For the first time in 36 years, Peru could qualify for the World Cup

World Today

For the first time in 36 years, Peru could qualify for the World Cup

Peru’s national football team could win a spot in the World Cup for the first time in nearly four decades.

All that stands between them and a chance at glory is New Zealand.

CGTN’s Dan Collyns reports.

For Peruvians, the dream of qualifying for the next World Cup is still alive.

After years of disappointment and near misses, this is as close as Peru has come in decades.

Facing Colombia in the South America group’s final qualifying matches, the opponents scored first. But then, in an indirect free kick at goal, Peru equalized.

Peruvians celebrated, realizing that they are on the brink of qualifying for the World Cup after drawing with Colombia. They must beat New Zealand in a play-off in November to go through.

The outcome means Colombia qualifies directly for the 2018 tournament in Russia, while fifth-place Peru must vie for a World Cup berth with New Zealand in two matches—one at home and one away.

“I’ve never seen Peru in a World Cup, but I’m certain we’re going to make it this time with strength and tenacity. We’ll get to Russia in 2018,” said one fan.

“I’m so excited,” exclaimed another. “Can you imagine if we can make it to the World Cup after so many years? We’re just one step away.”

Most Peruvians have never seen their country compete in a World Cup. The last time Peru played in football’s most important competition was in 1982.

Some fans, though, are old enough to remember.

“We are going to repeat history,” said one such fan. “We’ve got a great team. We could have done with another goal, but we’re going to the playoff, and we will win.”

Unbeaten for six games, Peru has come far in one of the world’s most competitive regions—South America.

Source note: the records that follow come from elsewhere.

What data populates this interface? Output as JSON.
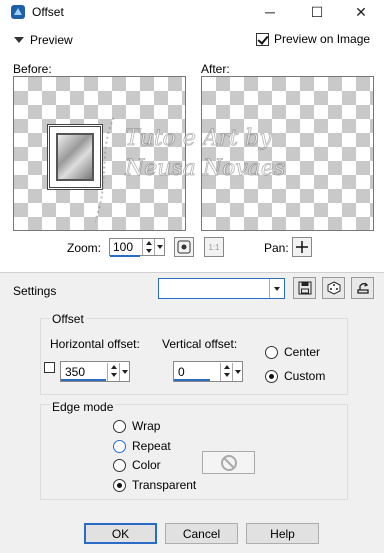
{
  "window": {
    "title": "Offset",
    "minimize_glyph": "─",
    "maximize_glyph": "☐",
    "close_glyph": "✕"
  },
  "preview": {
    "toggle_label": "Preview",
    "preview_on_image_label": "Preview on Image",
    "preview_on_image_checked": true,
    "before_label": "Before:",
    "after_label": "After:",
    "watermark_line1": "Tuto e Art by",
    "watermark_line2": "Neusa Novaes",
    "zoom_label": "Zoom:",
    "zoom_value": "100",
    "fit_button_label": "1:1",
    "pan_label": "Pan:"
  },
  "settings": {
    "label": "Settings",
    "selected_value": ""
  },
  "offset": {
    "title": "Offset",
    "horizontal_label": "Horizontal offset:",
    "horizontal_value": "350",
    "vertical_label": "Vertical offset:",
    "vertical_value": "0",
    "center_label": "Center",
    "custom_label": "Custom",
    "selected": "Custom"
  },
  "edge_mode": {
    "title": "Edge mode",
    "options": [
      "Wrap",
      "Repeat",
      "Color",
      "Transparent"
    ],
    "selected": "Transparent"
  },
  "buttons": {
    "ok": "OK",
    "cancel": "Cancel",
    "help": "Help"
  },
  "colors": {
    "accent": "#2a6cc4",
    "panel_bg": "#f0f0f0",
    "checker": "#c9c9c9"
  }
}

Ricardo Gareca, Peru’s Coach, put it this way: “One of the goals we came here with was, first of all, to have the possibility to directly qualify, and if not, to reach the playoffs, and we got it.”

It’s not over yet, but Peruvians are one step closer to a singular national goal that has eluded them for so long.